AST Research Inc., which had planned to begin selling subnotebook computers this month, said Tuesday it has decided not to enter that market after all.
Subnotebooks are personal computers that weigh less than 4.5 pounds. In August, AST said it would begin shipping a subnotebook model this month, but none were sent out from the AST factory in Taiwan where the machines were to have been made. Company officials said Tuesday that development delays and competition in the personal computer industry caused the company to rethink its strategy.
"The combination of the recent price cuts and slow subnotebook market growth prohibits us from competing in this market," said Jim Schraith, AST's president and chief operating officer.
William Milton, an analyst with investment company Brown Bros. Harriman in New York, said AST's move reflects an overall lack of growth in demand for subnotebooks, which typically lack full-size keyboards, monitors and other features offered with larger machines.
Like most subnotebooks, the model that AST had planned did not include a floppy disk drive, discouraging home users and others who don't already own another computer.
"It's disappointing for everybody, but the market's just not there," Milton said of worldwide subnotebook sales. "Potential users have just found that there are too many compromises."
Todd Bakar, an analyst at the San Francisco investment bank Hambrecht & Quist Inc., said he thinks AST will now focus on its notebook computers, which are more powerful. "They're not selling the subnotebook yet, so it's not like they're losing a revenue stream they were getting," Bakar said.

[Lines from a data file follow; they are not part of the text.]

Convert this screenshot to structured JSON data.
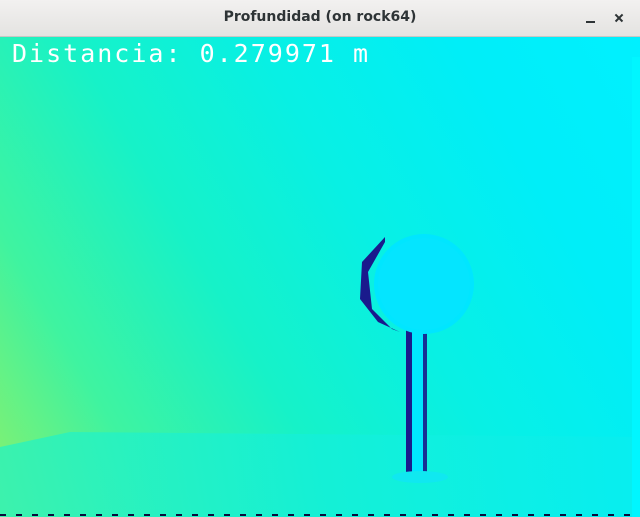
{
  "window": {
    "title": "Profundidad (on rock64)"
  },
  "depth_view": {
    "overlay_text": "Distancia: 0.279971 m"
  },
  "colors": {
    "near_obstacle": "#00e6ff",
    "shadow_edge": "#1a1a8c",
    "floor": "#18f2d6",
    "far_green": "#8cf06a"
  }
}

Whether subnotebook sales take off will depend on how soon manufacturers can incorporate the features of desktop personal computers, Bakar said.
"Long term, you will see a growth in the subnotebook market. But I think AST probably has some time before it needs to be there selling its machines," he said.

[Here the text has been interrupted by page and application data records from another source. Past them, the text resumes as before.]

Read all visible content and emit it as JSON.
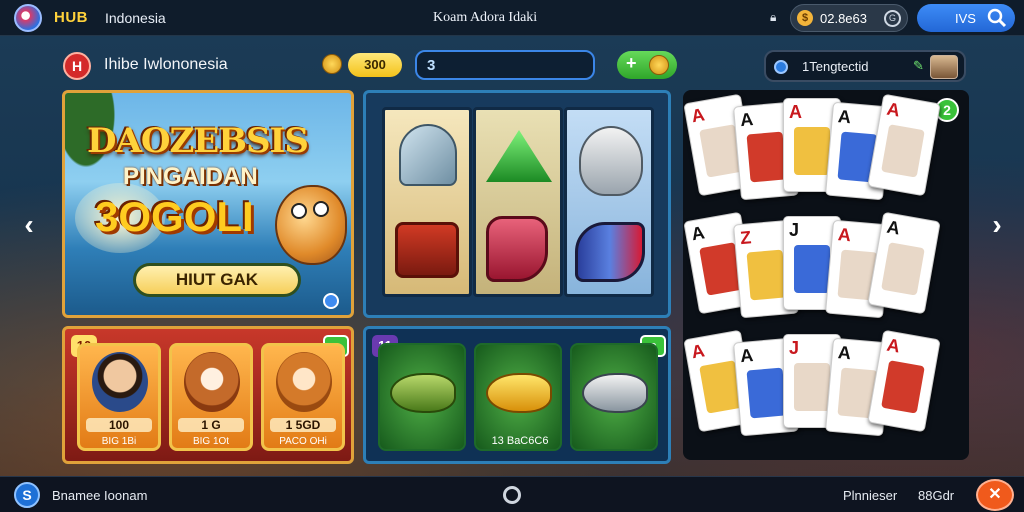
{
  "topbar": {
    "brand": "HUB",
    "brand_sub": "Indonesia",
    "title": "Koam Adora Idaki",
    "lock_icon": "lock-icon",
    "balance": "02.8e63",
    "search_label": "IVS"
  },
  "header": {
    "site_icon": "H",
    "site_name": "Ihibe Iwlononesia",
    "coins": "300",
    "input_value": "3",
    "add_label": "+",
    "username": "1Tengtectid"
  },
  "promo": {
    "title1": "DAOZEBSIS",
    "title2": "PINGAIDAN",
    "title3": "3OGOLI",
    "button": "HIUT GAK"
  },
  "slots_panel": {
    "tag": "10",
    "badge": "2",
    "items": [
      {
        "amount": "100",
        "label": "BIG 1Bi"
      },
      {
        "amount": "1 G",
        "label": "BIG 1Ot"
      },
      {
        "amount": "1 5GD",
        "label": "PACO OHi"
      }
    ]
  },
  "fish_panel": {
    "tag": "11",
    "badge": "3",
    "items": [
      {
        "label": ""
      },
      {
        "label": "13 BaC6C6"
      },
      {
        "label": ""
      }
    ]
  },
  "cards": {
    "badge": "2",
    "row1": [
      "A",
      "A",
      "A",
      "A",
      "A"
    ],
    "row2": [
      "A",
      "Z",
      "J",
      "A",
      "A"
    ],
    "row3": [
      "A",
      "A",
      "J",
      "A",
      "A"
    ]
  },
  "bottombar": {
    "left_text": "Bnamee Ioonam",
    "right_text1": "Plnnieser",
    "right_text2": "88Gdr"
  },
  "colors": {
    "accent_blue": "#2d7fb7",
    "gold": "#e0a23a",
    "green": "#3ac23a"
  }
}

Worldwide demand for subnotebook computers is likely to grow eventually, said Mike McGuire, an analyst with market research firm Dataquest in San Jose. And personal computer makers who neglect that segment of the market will do so at their own risk, he said. Dataquest projects that 1.1 million subnotebooks will be shipped worldwide this year, 2 million in 1995, 3.9 million in 1996 and 5.9 million in 1997.
AST said earlier this month that product delays, parts shortages and lower profit margins will cause the company to post a loss for the current quarter.
In Tuesday's Nasdaq trading, AST's stock fell 31.25 cents a share to close at $13.44.